Figures by Baccus 6mm, buildings by Baccus 6mm and Timecast.


  1. As ever, an excellent report. I really do enjoy reading these. Hwoever, I do think that you were badly served by the original scenario in terms of the composition of the forces.

    Fairfax's foot were actually mostly musketeers, quite the reverse of the Pike Heavy, and one of the reasons that the Royalists found it such heavy going was that they found themselves outgunned. They were also a well seasoned and travelled bunch with a string of minor and major engagements and victories behind them with active and competent officers. Veterans probably, Raw, certainly not. Fairfax's horse were also notable for their liking for charging sword in hand and should most definitely be Swedish tactics.` Also, don't run Ferdinando Fairfax down. He tends to be obscured by the exploits of his son, but he was a TYW veteran and a very safe pair of hands. The Yorkshire roundhead army was not very big, but it was extremely competent.
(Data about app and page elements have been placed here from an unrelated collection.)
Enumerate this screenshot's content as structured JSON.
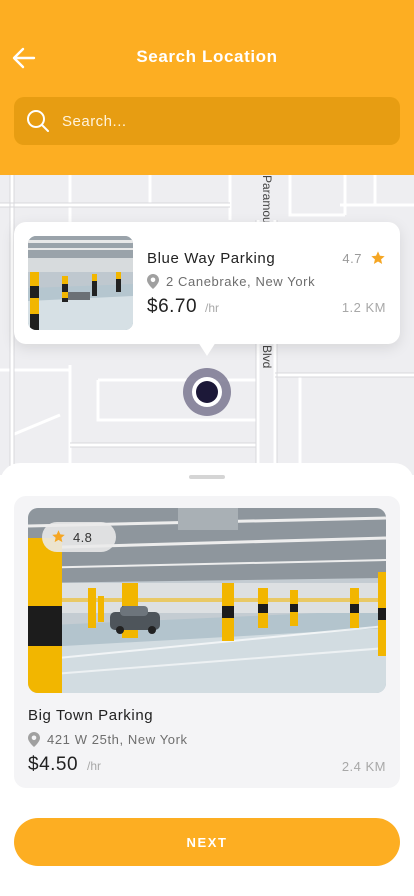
{
  "header": {
    "title": "Search Location",
    "search_placeholder": "Search..."
  },
  "map": {
    "street_label_1": "Paramount",
    "street_label_2": "Blvd"
  },
  "popup": {
    "name": "Blue Way Parking",
    "rating": "4.7",
    "address": "2 Canebrake, New York",
    "price": "$6.70",
    "per": "/hr",
    "distance": "1.2 KM"
  },
  "featured": {
    "rating": "4.8",
    "name": "Big Town Parking",
    "address": "421 W 25th, New York",
    "price": "$4.50",
    "per": "/hr",
    "distance": "2.4 KM"
  },
  "actions": {
    "next_label": "NEXT"
  },
  "colors": {
    "accent": "#FDAE22",
    "search_bg": "#E79D12",
    "star": "#F5A623",
    "marker": "#1C1838"
  },
  "icons": {
    "back": "arrow-left-icon",
    "search": "search-icon",
    "star": "star-icon",
    "pin": "map-pin-icon"
  }
}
  2. Thank you very much. Your information and comments are really helpful and I will certainly incorporate them into the scenario if/when I refight this in the future.
    The scenario as written isn't written to the level of detail where one can easily ascribe troop and equipment types. What it did say is that there was a large number of raw and ill-armed troops amongst the foot, so I went for that as a rough average. I also perhaps included too much Horse, I am not sure. I will also incorporate your comments about Fairfax' Horse preferring to use Swedish tactics; it will help them in Neil Thomas' rules, but not so much in Polemos...

    Thanks again